- Alethea AI and Polygon launched the AI Collectibles campaign, which allows anyone to use Althea’s CharacterGPT, a generative AI system, to rapidly create, train characters, and then trade characters as NFTs on the Polygon blockchain.
What programming languages should you learn for blockchain?
Here’s a quick overview of the major blockchain programming language options and where they are most commonly used.
|Blockchain language||Common uses|
|C++||A little-known fact in the blockchain world is that Bitcoin is written in C++. It’s also used in Ripple, Bitcoin Cash, Litecoin, Stellar, and Monero. Its speed and efficiency make this highly versatile language an excellent choice for blockchain and other web3 projects.|
|Golang (Go Programming language)||Originally designed at Google in 2007, Golang is an open-source programming language focused on simplicity, reliability, and efficiency.|
|Python||With its simple syntax, Python has become one of the most popular blockchain programming languages. Developers use Python to write smart contracts for Hyperledger Fabric as well as for Neo.|
|R3 Corda||R3 Corda uses Kotlin and Java, and it is mainly used to build distributed ledger applications for the financial industry. As an open permissioned blockchain, Corda shares data only with the parties involved in the transaction.|
|Rust||A general-purpose blockchain programming language that was first developed in 2006 by former Mozilla developer, Graydon Hoare.

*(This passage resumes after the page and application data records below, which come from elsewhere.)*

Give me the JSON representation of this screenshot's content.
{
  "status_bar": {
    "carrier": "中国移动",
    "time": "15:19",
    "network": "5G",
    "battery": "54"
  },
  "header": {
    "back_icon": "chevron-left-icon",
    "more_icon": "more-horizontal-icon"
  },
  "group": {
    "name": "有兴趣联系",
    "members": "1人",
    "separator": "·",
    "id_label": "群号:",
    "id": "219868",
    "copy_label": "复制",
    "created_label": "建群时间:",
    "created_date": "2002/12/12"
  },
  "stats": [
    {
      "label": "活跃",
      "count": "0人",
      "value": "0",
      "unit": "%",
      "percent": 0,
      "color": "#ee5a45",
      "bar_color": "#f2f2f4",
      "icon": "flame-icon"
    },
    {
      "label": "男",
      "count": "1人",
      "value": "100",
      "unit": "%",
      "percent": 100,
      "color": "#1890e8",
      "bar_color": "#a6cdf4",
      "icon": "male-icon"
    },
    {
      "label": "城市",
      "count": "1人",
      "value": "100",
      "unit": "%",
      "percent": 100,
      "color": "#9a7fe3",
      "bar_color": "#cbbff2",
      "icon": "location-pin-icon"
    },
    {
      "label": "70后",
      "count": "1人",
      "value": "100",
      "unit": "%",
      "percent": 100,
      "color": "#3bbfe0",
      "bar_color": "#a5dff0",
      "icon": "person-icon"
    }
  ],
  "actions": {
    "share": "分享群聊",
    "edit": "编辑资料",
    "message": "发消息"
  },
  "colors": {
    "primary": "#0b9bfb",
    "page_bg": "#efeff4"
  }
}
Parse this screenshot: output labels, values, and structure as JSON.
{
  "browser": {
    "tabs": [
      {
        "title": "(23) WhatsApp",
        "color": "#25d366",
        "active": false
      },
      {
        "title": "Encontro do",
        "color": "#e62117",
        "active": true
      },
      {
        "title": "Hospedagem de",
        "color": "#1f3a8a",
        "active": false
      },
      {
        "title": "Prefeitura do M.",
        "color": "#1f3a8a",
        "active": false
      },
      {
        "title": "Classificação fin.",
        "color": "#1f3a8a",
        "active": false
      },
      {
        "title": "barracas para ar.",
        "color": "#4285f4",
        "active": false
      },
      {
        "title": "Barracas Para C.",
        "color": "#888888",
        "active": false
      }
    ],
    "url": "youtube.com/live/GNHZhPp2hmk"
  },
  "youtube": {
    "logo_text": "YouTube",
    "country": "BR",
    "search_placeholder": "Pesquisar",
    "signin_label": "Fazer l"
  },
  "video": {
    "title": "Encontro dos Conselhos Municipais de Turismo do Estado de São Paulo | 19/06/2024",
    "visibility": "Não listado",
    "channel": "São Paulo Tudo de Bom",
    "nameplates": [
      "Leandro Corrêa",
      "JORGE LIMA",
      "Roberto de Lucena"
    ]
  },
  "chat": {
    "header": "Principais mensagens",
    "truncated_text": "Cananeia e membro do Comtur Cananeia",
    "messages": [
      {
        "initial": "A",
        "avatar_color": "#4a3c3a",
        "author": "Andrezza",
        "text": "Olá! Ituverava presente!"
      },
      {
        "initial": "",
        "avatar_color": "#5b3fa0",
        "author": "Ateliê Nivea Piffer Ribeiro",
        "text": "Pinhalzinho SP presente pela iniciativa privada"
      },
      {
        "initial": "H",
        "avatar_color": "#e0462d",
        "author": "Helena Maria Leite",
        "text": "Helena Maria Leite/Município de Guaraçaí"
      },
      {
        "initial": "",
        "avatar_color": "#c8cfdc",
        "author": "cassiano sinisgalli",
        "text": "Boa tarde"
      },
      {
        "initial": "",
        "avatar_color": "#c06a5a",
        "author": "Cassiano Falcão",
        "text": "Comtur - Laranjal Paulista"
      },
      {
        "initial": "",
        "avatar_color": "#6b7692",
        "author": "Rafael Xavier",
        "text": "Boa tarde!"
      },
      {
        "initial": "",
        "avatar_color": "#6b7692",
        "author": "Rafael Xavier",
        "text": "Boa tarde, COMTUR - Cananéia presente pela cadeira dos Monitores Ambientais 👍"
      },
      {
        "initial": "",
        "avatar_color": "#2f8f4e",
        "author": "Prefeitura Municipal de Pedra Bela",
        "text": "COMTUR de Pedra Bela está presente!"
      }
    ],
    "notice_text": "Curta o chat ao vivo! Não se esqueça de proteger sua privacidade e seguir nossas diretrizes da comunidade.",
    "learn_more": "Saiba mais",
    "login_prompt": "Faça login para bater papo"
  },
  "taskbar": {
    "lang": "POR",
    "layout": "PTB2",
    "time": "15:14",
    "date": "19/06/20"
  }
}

Developers widely consider Rust for building immutable, innovative, and secure blockchain solutions. It is ideal for projects such as Solana, Polkadot, Hyperledger Sawtooth (for financial institutions), and the privacy coins Zcash (for anonymous transactions).
Rust is also used to build smart contracts on blockchains like NEAR.
|Solidity||Built specifically for creating smart contracts on Ethereum, one of the most popular decentralized software platforms powered by blockchain technology. It is widely known for ether (ETH), its native cryptocurrency.|
When it comes to blockchain, the key is staying curious
It’s exciting to learn about all the unique and innovative ways blockchain is being applied in the world today. By expanding our knowledge and building new skills, we can make sure that we’re part of this rapidly growing area of software development. I hope this post will inspire you to continue learning and helping others who may need your encouragement and insights. As Charles Darwin wrote:
“It’s not the strongest or most intelligent of the species that survives, but the one that’s most adaptable to change.”
Hyperledger Vs Corda Vs Ethereum: The Ultimate Comparison. Jan 20th, 2023.
Top 11 Programming Languages Used in Blockchain Development. Jan 20th, 2023.
All You Need to Know about Blockchain Programming. Jan 20th, 2023.
The Top Programming Languages Used For Blockchain Development. Jan 20th, 2023.
The most popular programming languages used in blockchain development. Jan 20th, 2023.
5 Unique NFT Use Cases That Will Dominate 2023. Jan 20th,2023. https://nftnow.com/features/5-unique-nft-use-cases-that-will-dominate-2023/